The ray.direction is a normalized vector in world space inside the closest hit program domain. Multiplying the ray.direction with the intersection distance gives the vector from ray.origin to the surface hit point. Since the ray.direction is normalized, the length() of that scaled vector is the intersection distance again. Means in your code.
float depth = t_hit;
If you want to write the depth as float value you would simply use a per-ray payload which contains such a “float depth;” member and fill it when the primary ray hits something with the variable of the rtIntersectionDistance semantic. Means the local depth variable isn’t needed.
prd_radiance.depth = t_hit;
If the ray hits nothing, you could either initialize that per-ray payload member to your desired zFar value inside the ray generation program and have no miss program, or if you have a miss program anyway, write your zFar value there.
There is also no need to store the same value into a float3. You can save that bandwidth.
The output buffer for that could be a single float value, or if you render colors as well, you could store RGB and depth into single float4 (better performance than separate buffers).
Be careful about depth values in case you want to merge this with a rasterizer!

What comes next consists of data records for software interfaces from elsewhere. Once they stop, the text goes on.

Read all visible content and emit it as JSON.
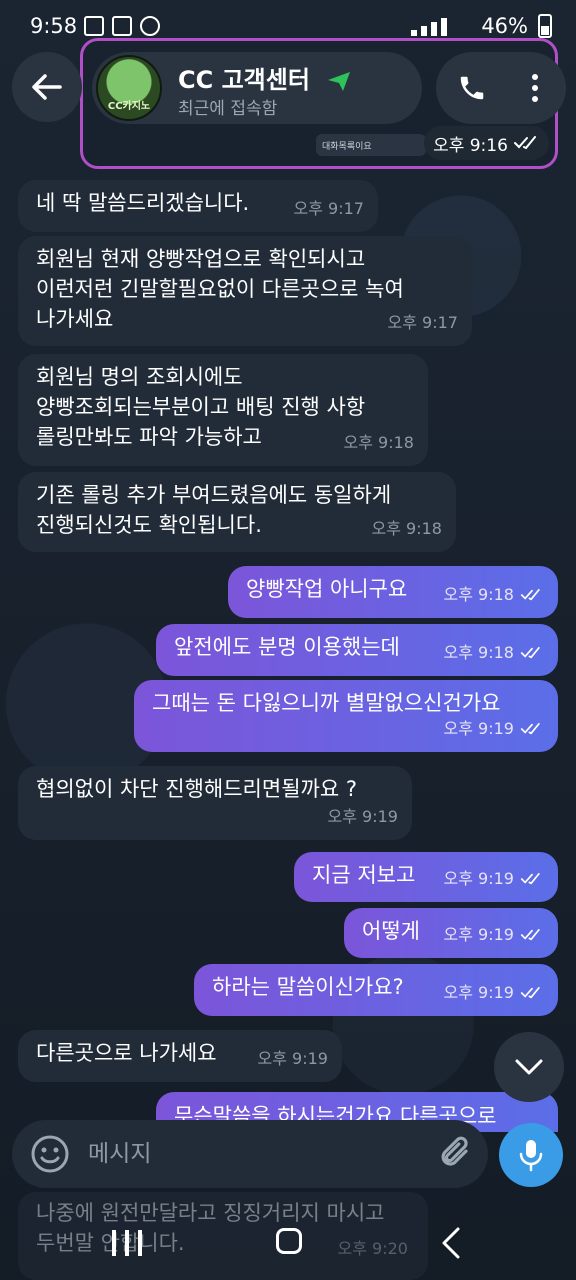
{
  "statusbar": {
    "time": "9:58",
    "battery": "46%"
  },
  "header": {
    "title": "CC 고객센터",
    "status": "최근에 접속함",
    "avatar_text": "CC카지노",
    "pinned_preview": "대화목록이요",
    "pinned_time": "오후 9:16"
  },
  "messages": [
    {
      "dir": "in",
      "text": "네 딱 말씀드리겠습니다.",
      "time": "오후 9:17"
    },
    {
      "dir": "in",
      "text": "회원님 현재 양빵작업으로 확인되시고\n이런저런 긴말할필요없이 다른곳으로 녹여\n나가세요",
      "time": "오후 9:17"
    },
    {
      "dir": "in",
      "text": "회원님 명의 조회시에도\n양빵조회되는부분이고 배팅 진행 사항\n롤링만봐도 파악 가능하고",
      "time": "오후 9:18"
    },
    {
      "dir": "in",
      "text": "기존 롤링 추가 부여드렸음에도 동일하게\n진행되신것도 확인됩니다.",
      "time": "오후 9:18"
    },
    {
      "dir": "out",
      "text": "양빵작업 아니구요",
      "time": "오후 9:18"
    },
    {
      "dir": "out",
      "text": "앞전에도 분명 이용했는데",
      "time": "오후 9:18"
    },
    {
      "dir": "out",
      "text": "그때는 돈 다잃으니까 별말없으신건가요",
      "time": "오후 9:19"
    },
    {
      "dir": "in",
      "text": "협의없이 차단 진행해드리면될까요 ?",
      "time": "오후 9:19"
    },
    {
      "dir": "out",
      "text": "지금 저보고",
      "time": "오후 9:19"
    },
    {
      "dir": "out",
      "text": "어떻게",
      "time": "오후 9:19"
    },
    {
      "dir": "out",
      "text": "하라는 말씀이신가요?",
      "time": "오후 9:19"
    },
    {
      "dir": "in",
      "text": "다른곳으로 나가세요",
      "time": "오후 9:19"
    }
  ],
  "partial_out": "무슨말씀을 하시는건가요 다른곳으로",
  "partial_in": {
    "text": "나중에 원전만달라고 징징거리지 마시고\n두번말 안합니다.",
    "time": "오후 9:20"
  },
  "composer": {
    "placeholder": "메시지"
  },
  "colors": {
    "accent": "#3a9ce6",
    "outgoing": "#6a62e0",
    "incoming": "#222c38",
    "pinned_border": "#b04fc8"
  }
}
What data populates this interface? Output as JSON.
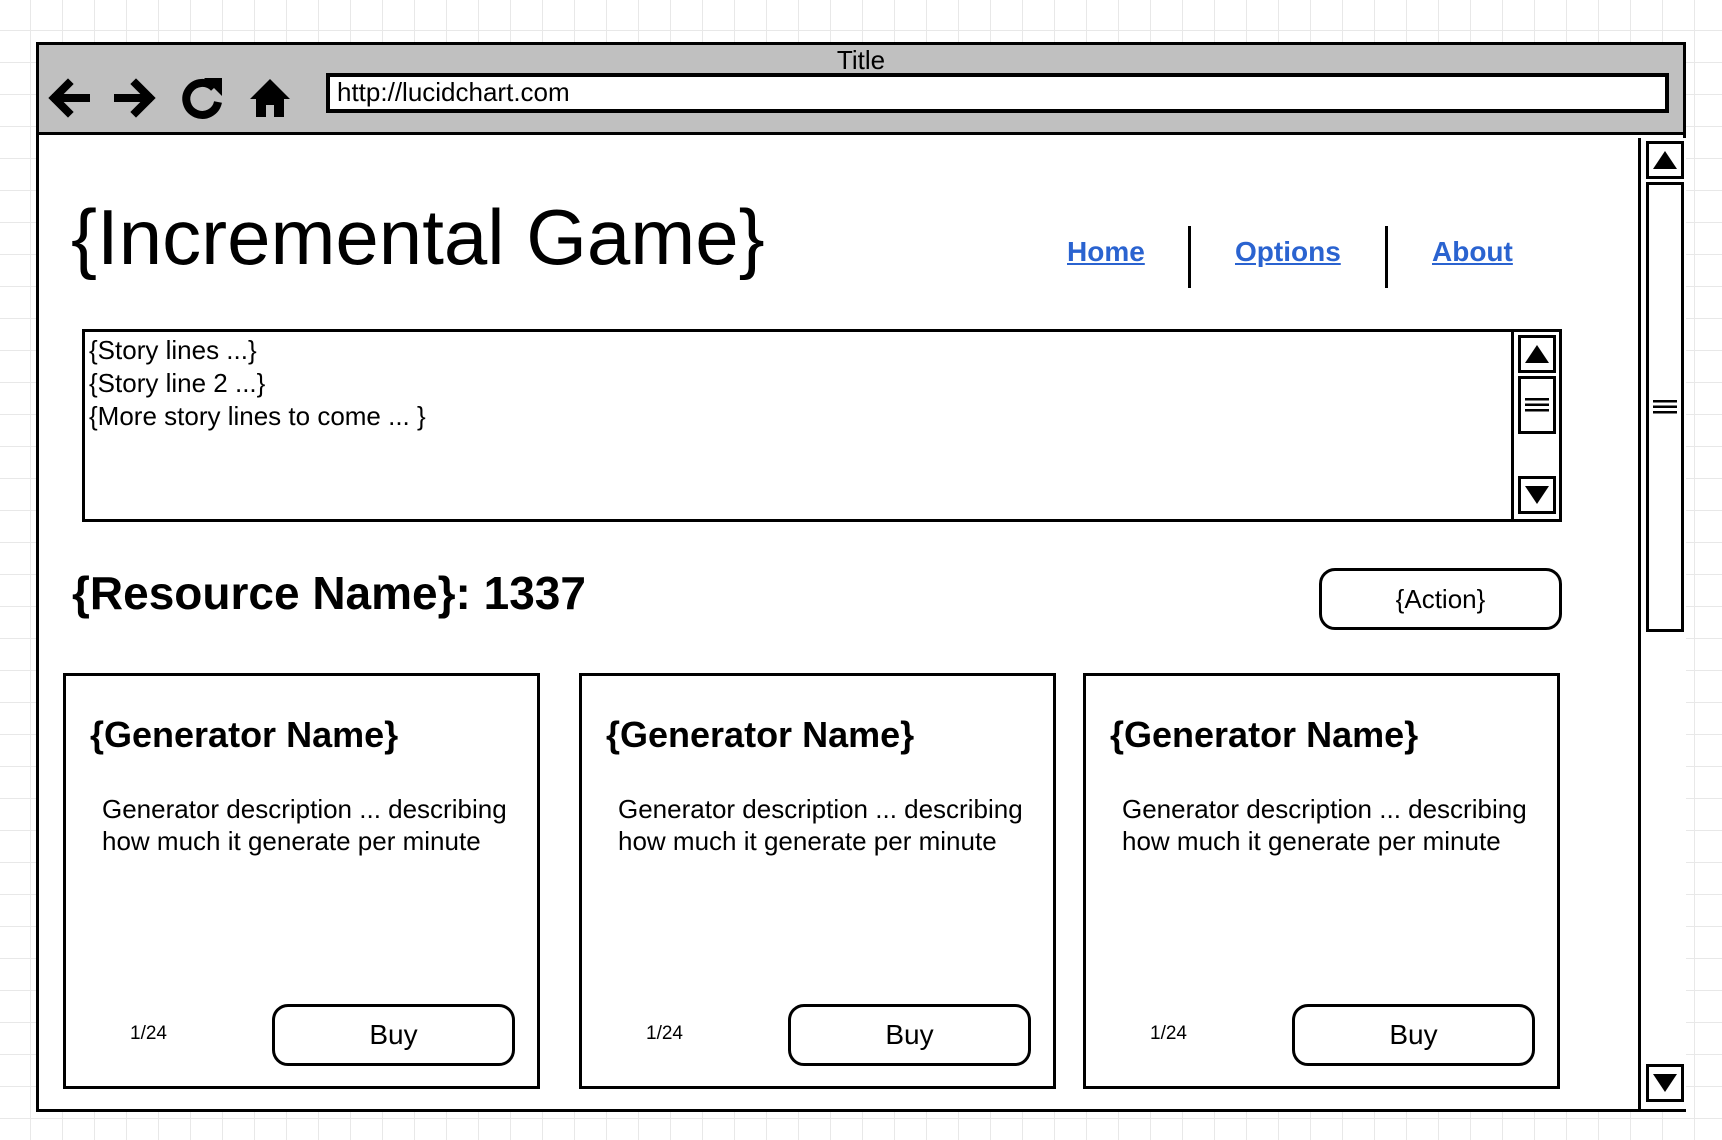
{
  "window": {
    "title": "Title"
  },
  "toolbar": {
    "url": "http://lucidchart.com",
    "back_icon": "back-arrow-icon",
    "forward_icon": "forward-arrow-icon",
    "reload_icon": "reload-icon",
    "home_icon": "home-icon"
  },
  "page": {
    "title": "{Incremental Game}",
    "nav": [
      "Home",
      "Options",
      "About"
    ],
    "link_color": "#2a63d0",
    "story": {
      "lines": [
        "{Story lines ...}",
        "{Story line 2 ...}",
        "{More story lines to come ... }"
      ]
    },
    "resource": {
      "label": "{Resource Name}: 1337"
    },
    "action_label": "{Action}",
    "generators": [
      {
        "name": "{Generator Name}",
        "description": "Generator description ... describing how much it generate per minute",
        "count": "1/24",
        "buy_label": "Buy"
      },
      {
        "name": "{Generator Name}",
        "description": "Generator description ... describing how much it generate per minute",
        "count": "1/24",
        "buy_label": "Buy"
      },
      {
        "name": "{Generator Name}",
        "description": "Generator description ... describing how much it generate per minute",
        "count": "1/24",
        "buy_label": "Buy"
      }
    ]
  }
}
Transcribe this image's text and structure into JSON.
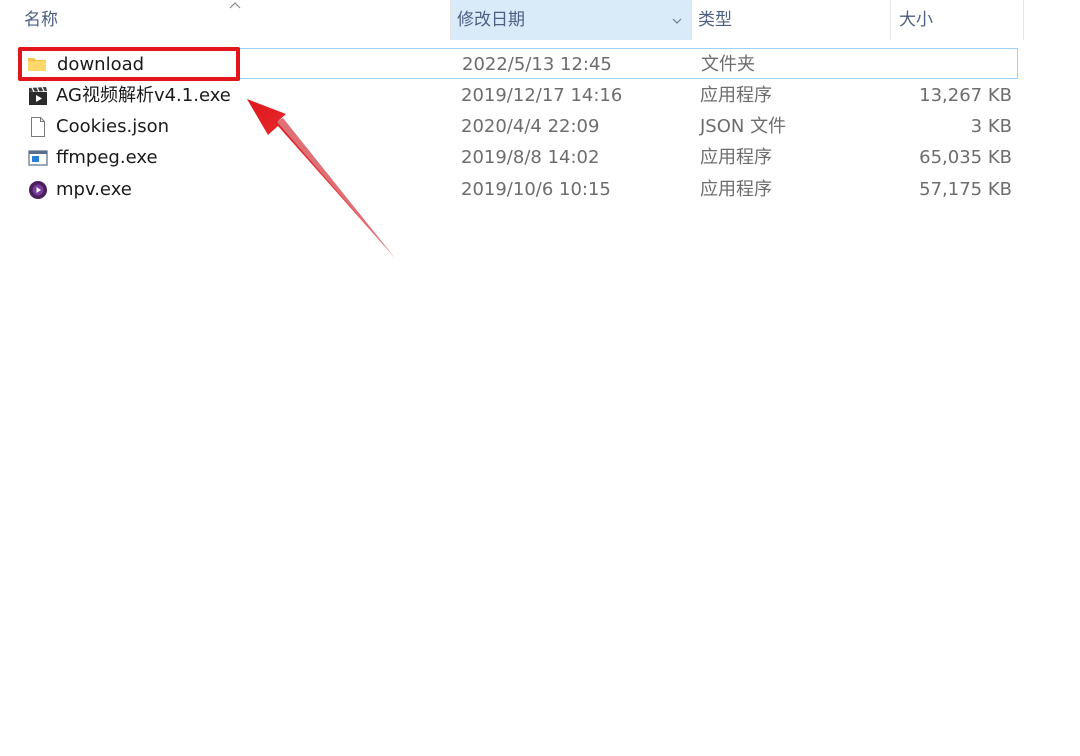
{
  "columns": {
    "name": "名称",
    "date": "修改日期",
    "type": "类型",
    "size": "大小"
  },
  "sort_indicator": "^",
  "files": [
    {
      "name": "download",
      "date": "2022/5/13 12:45",
      "type": "文件夹",
      "size": "",
      "icon": "folder-icon"
    },
    {
      "name": "AG视频解析v4.1.exe",
      "date": "2019/12/17 14:16",
      "type": "应用程序",
      "size": "13,267 KB",
      "icon": "clapperboard-app-icon"
    },
    {
      "name": "Cookies.json",
      "date": "2020/4/4 22:09",
      "type": "JSON 文件",
      "size": "3 KB",
      "icon": "blank-file-icon"
    },
    {
      "name": "ffmpeg.exe",
      "date": "2019/8/8 14:02",
      "type": "应用程序",
      "size": "65,035 KB",
      "icon": "window-app-icon"
    },
    {
      "name": "mpv.exe",
      "date": "2019/10/6 10:15",
      "type": "应用程序",
      "size": "57,175 KB",
      "icon": "mpv-player-icon"
    }
  ],
  "colors": {
    "annotation": "#e0161b",
    "sorted_header_bg": "#d9ebf9",
    "selection_border": "#99d1ff"
  }
}
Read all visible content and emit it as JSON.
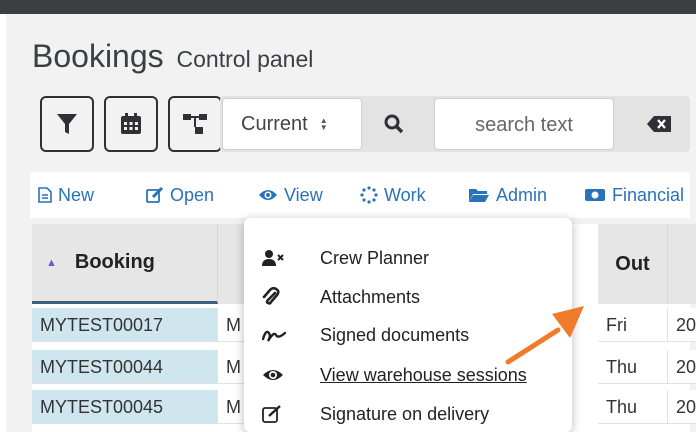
{
  "page": {
    "title": "Bookings",
    "subtitle": "Control panel"
  },
  "toolbar": {
    "filter_icon": "funnel-icon",
    "calendar_icon": "calendar-icon",
    "hierarchy_icon": "sitemap-icon",
    "period_select_value": "Current",
    "search_icon": "magnifier-icon",
    "search_placeholder": "search text",
    "clear_icon": "backspace-icon"
  },
  "actions": [
    {
      "label": "New",
      "icon": "file-icon"
    },
    {
      "label": "Open",
      "icon": "edit-icon"
    },
    {
      "label": "View",
      "icon": "eye-icon"
    },
    {
      "label": "Work",
      "icon": "spinner-icon"
    },
    {
      "label": "Admin",
      "icon": "folder-icon"
    },
    {
      "label": "Financial",
      "icon": "money-icon"
    }
  ],
  "grid": {
    "columns": [
      "Booking",
      "",
      "Out",
      ""
    ],
    "sort_column": "Booking",
    "rows": [
      {
        "booking": "MYTEST00017",
        "c2": "M",
        "out": "Fri",
        "last": "20"
      },
      {
        "booking": "MYTEST00044",
        "c2": "M",
        "out": "Thu",
        "last": "20"
      },
      {
        "booking": "MYTEST00045",
        "c2": "M",
        "out": "Thu",
        "last": "20"
      }
    ]
  },
  "work_menu": {
    "items": [
      {
        "label": "Crew Planner",
        "icon": "user-x-icon"
      },
      {
        "label": "Attachments",
        "icon": "paperclip-icon"
      },
      {
        "label": "Signed documents",
        "icon": "signature-icon"
      },
      {
        "label": "View warehouse sessions",
        "icon": "eye-icon"
      },
      {
        "label": "Signature on delivery",
        "icon": "pen-square-icon"
      }
    ],
    "hovered_item": "View warehouse sessions"
  },
  "colors": {
    "accent_link": "#2a72b8",
    "selected_cell": "#cfe6ee",
    "pointer_arrow": "#f07b2a",
    "dark_bar": "#3b3f44"
  }
}
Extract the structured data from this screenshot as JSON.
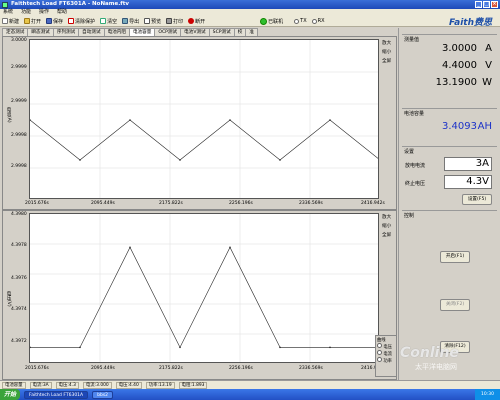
{
  "window": {
    "title": "Faithtech Load FT6301A - NoName.ftv"
  },
  "menu": [
    "系统",
    "功能",
    "操作",
    "帮助"
  ],
  "toolbar": {
    "new": "新建",
    "open": "打开",
    "save": "保存",
    "clear_prot": "清除保护",
    "clear_data": "清空",
    "export": "导出",
    "preview": "预览",
    "print": "打印",
    "disconnect": "断开",
    "connected": "已联机",
    "tx": "TX",
    "rx": "RX"
  },
  "brand": {
    "logo_text": "Faith费思"
  },
  "tabs": [
    "定态测试",
    "瞬态测试",
    "序列测试",
    "自动测试",
    "电池内阻",
    "电池容量",
    "OCP测试",
    "电池V测试",
    "SCP测试",
    "校",
    "准"
  ],
  "active_tab_index": 5,
  "top_chart": {
    "ylabel": "电流(A)",
    "yticks": [
      "3.0000",
      "2.9999",
      "2.9999",
      "2.9998",
      "2.9998"
    ],
    "xticks": [
      "2015.676s",
      "2095.449s",
      "2175.822s",
      "2256.196s",
      "2336.569s",
      "2416.942s"
    ],
    "side_items": [
      "放大",
      "缩小",
      "全屏"
    ]
  },
  "bottom_chart": {
    "ylabel": "电压(V)",
    "yticks": [
      "4.3980",
      "4.3978",
      "4.3976",
      "4.3974",
      "4.3972"
    ],
    "xticks": [
      "2015.676s",
      "2095.449s",
      "2175.822s",
      "2256.196s",
      "2336.569s",
      "2416.942s"
    ],
    "side_items": [
      "放大",
      "缩小",
      "全屏"
    ],
    "legend_title": "曲线",
    "legend_items": [
      "电压",
      "电流",
      "功率"
    ]
  },
  "chart_data": [
    {
      "type": "line",
      "title": "",
      "ylabel": "电流(A)",
      "xlabel": "",
      "xlim": [
        2015.676,
        2416.942
      ],
      "ylim": [
        2.9998,
        3.0
      ],
      "series": [
        {
          "name": "",
          "values": [
            2.9999,
            2.99985,
            2.9999,
            2.99985,
            2.9999,
            2.99985,
            2.9999,
            2.99985
          ]
        }
      ]
    },
    {
      "type": "line",
      "title": "",
      "ylabel": "电压(V)",
      "xlabel": "",
      "xlim": [
        2015.676,
        2416.942
      ],
      "ylim": [
        4.3971,
        4.398
      ],
      "series": [
        {
          "name": "",
          "values": [
            4.3972,
            4.3972,
            4.3978,
            4.3972,
            4.3978,
            4.3972,
            4.3972,
            4.3972
          ]
        }
      ]
    }
  ],
  "measure": {
    "title": "测量值",
    "current": "3.0000",
    "current_unit": "A",
    "voltage": "4.4000",
    "voltage_unit": "V",
    "power": "13.1900",
    "power_unit": "W"
  },
  "capacity": {
    "title": "电池容量",
    "value": "3.4093",
    "unit": "AH"
  },
  "settings": {
    "title": "设置",
    "discharge_label": "放电电流",
    "discharge_value": "3",
    "discharge_unit": "A",
    "cutoff_label": "终止电压",
    "cutoff_value": "4.3",
    "cutoff_unit": "V",
    "set_button": "设置(F5)"
  },
  "control": {
    "title": "控制",
    "start": "开启(F1)",
    "stop": "关闭(F2)",
    "clear": "清除(F12)"
  },
  "statusbar": [
    "电池容量",
    "电流:3A",
    "电压:4.3",
    "电流:3.000",
    "电压:4.40",
    "功率:13.19",
    "电阻:1.893"
  ],
  "taskbar": {
    "start": "开始",
    "tasks": [
      "Faithtech Load FT6301A",
      "bbs2"
    ],
    "clock": "10:30"
  },
  "watermark": {
    "brand": "Conline",
    "cn": "太平洋电脑网"
  }
}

If you simply store the intersection distance into the depth value in a pinhole camera you will get a radial depth, but that’s not how rasterizes do that. There the depth is on a planar plane with distance along the normally orthogonal view direction to that plane, not radial.